Creating New Business Opportunities
By using the new AMI, it is possible to add new services for customers. The opportunities for this were deemed so promising that GE formed a new business unit to effectively pursue the new possible businesses. Today, the first new services are being sold.
Many apartments in Sweden now have the cost of supplying hot and cold water as well as heat included in the rental terms. The cost is determined based on apartment size, not on actual usage. This does not encourage an efficient use of energy and is not always a fair cost practice. Owners of these apartment complexes can now buy distributed metering services from GE through which all consumption will be measured on an individual basis, and the metering values can be used by landlords to distribute costs based on actual energy consumption.
Another service about to start is the provision of fire and burglar alarms. This is yet another way of using the existing infrastructure. Radio locks remotely controlled in addition to street-lighting control by ZigBee also are among the new services being planned.
A Good Business Decision
The implementation of AMI is costly and time consuming. Apart from the logistical issue of the rollout, data handling proved to be the main concern. The extra investment of providing a more advanced system has proved to be a very good business decision. The more advanced system allows GE to provide many benefits, such as improved customer service and dialogue, improved monitoring of the low-voltage grid, improved quality of data for grid planning as well as opportunities for new customer services.
A new law that came into effect in Sweden in July 2009 states that all electricity customers in Sweden must be billed for actual usage and that the usage is to be presented per calendar month. In effect, this has rendered manual reading obsolete and made it necessary to install metering systems that can read the electricity meters remotely once a month. Therefore, GE's management deserves credit for the investment decisions taken in 2006 that satisfies and goes well beyond the requirements included in the 2009 legislation.

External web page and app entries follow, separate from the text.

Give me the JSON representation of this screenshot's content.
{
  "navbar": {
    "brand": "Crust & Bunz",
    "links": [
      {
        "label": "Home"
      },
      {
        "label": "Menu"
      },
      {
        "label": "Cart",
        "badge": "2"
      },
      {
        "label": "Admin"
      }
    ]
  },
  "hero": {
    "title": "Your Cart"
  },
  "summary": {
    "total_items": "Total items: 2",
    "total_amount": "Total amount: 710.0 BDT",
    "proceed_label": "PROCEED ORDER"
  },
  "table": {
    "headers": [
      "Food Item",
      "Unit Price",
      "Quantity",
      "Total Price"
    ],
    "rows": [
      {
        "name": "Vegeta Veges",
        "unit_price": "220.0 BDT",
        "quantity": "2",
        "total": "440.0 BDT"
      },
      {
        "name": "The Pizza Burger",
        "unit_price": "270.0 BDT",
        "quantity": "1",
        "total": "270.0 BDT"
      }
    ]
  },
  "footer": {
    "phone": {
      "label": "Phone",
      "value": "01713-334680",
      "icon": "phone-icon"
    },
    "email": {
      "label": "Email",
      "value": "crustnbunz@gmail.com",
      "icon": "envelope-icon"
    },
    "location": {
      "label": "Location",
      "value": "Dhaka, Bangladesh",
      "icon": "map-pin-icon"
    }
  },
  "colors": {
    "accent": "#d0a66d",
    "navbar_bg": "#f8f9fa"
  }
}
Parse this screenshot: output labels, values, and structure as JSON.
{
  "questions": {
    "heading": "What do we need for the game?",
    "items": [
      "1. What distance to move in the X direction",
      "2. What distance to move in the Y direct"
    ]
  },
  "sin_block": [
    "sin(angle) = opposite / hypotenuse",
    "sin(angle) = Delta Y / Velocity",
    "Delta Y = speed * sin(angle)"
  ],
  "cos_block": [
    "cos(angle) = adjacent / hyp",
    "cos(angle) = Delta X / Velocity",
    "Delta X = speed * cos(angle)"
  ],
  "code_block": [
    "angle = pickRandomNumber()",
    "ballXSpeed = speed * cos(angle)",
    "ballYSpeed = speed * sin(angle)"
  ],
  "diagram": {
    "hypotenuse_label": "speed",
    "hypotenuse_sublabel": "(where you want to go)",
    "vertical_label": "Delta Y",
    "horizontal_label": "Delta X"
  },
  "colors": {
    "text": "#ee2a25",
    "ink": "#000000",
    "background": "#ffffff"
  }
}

Today, GE's AMI project is regarded as a huge success. The performance levels are outstanding, 265,000 electricity meters were installed, a large number of advanced metering management functionalities were implemented, multi-metering is being installed on the same AMI and totally new services are being offered to customers based on this new technology. The vision of a ZigBee city has become a reality.
Tomas Arnewid (firstname.lastname@example.org) is the project manager for the advanced metering infrastructure project at Göteborg Energi and is also helping utilities across Europe with the planning and implementation of smart metering projects. He is a senior management consultant with extensive experience in large, complex and often international projects. Arnewid is now a partner and co-founder of BlazeConsultants, a management consulting firm.
What is ZigBee?
ZigBee is a suite of high-level communication protocol specifications that enable the use of small, low-cost, low-power digital radios based on the IEEE 802.15.4-2003 standard for low-rate wireless personal area networks. Devices could include light switches with lamps, in-home displays and consumer electronics equipment. The technology defined by the ZigBee specification is intended to be simpler and less expensive than other solutions including Bluetooth. ZigBee is targeted at radio-frequency applications that require a low data rate, long battery life and secure networking.
Editor's note: The term ZigBee was inspired by the figure 8 (or zigzag) motion with which honey bees communicate the direction to the pollen source. ZigBee hops from one sender/receiver in a nonlinear fashion to transmit data.
General Electric www.ge.com
Göteborg Energi www.goteborgenergi.se/English
Nuri Telecom www.nuritelecom.com